YOUR TASK -> Scan the entries below for the word "Page" and copy every line in which it occurs.

DATA EXTRACT ->
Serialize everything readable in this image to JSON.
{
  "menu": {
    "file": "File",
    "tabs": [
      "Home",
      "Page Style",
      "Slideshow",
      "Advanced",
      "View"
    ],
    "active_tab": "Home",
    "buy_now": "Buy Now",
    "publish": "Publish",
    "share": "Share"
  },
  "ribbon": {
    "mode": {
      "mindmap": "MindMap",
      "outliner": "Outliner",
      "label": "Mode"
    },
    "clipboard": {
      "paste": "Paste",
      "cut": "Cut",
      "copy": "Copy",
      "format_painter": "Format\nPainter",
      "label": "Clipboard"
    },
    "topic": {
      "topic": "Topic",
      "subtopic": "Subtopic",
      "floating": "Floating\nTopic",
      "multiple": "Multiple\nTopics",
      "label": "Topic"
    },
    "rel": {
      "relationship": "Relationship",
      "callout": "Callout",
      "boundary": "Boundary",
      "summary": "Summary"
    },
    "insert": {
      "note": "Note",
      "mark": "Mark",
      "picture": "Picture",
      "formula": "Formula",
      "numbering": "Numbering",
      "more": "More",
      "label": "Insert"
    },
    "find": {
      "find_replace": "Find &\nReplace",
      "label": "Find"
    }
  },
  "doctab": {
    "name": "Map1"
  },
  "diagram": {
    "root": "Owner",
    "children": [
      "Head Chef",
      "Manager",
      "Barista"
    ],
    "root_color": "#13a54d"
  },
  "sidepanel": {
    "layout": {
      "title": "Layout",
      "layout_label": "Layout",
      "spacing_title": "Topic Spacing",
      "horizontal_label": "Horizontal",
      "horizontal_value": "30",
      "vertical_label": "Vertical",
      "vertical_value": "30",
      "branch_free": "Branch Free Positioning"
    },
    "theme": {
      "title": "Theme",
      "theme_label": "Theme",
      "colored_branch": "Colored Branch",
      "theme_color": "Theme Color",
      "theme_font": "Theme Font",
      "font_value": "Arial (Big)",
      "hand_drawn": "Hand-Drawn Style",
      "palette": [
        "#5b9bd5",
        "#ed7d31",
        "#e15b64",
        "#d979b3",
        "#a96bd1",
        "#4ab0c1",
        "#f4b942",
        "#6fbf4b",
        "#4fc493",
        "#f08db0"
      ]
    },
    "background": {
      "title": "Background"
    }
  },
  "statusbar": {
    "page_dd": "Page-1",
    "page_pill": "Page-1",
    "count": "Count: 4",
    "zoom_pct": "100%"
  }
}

OUTPUT OF THE EXERCISE ->
      "Page Style",
    "page_dd": "Page-1",
    "page_pill": "Page-1",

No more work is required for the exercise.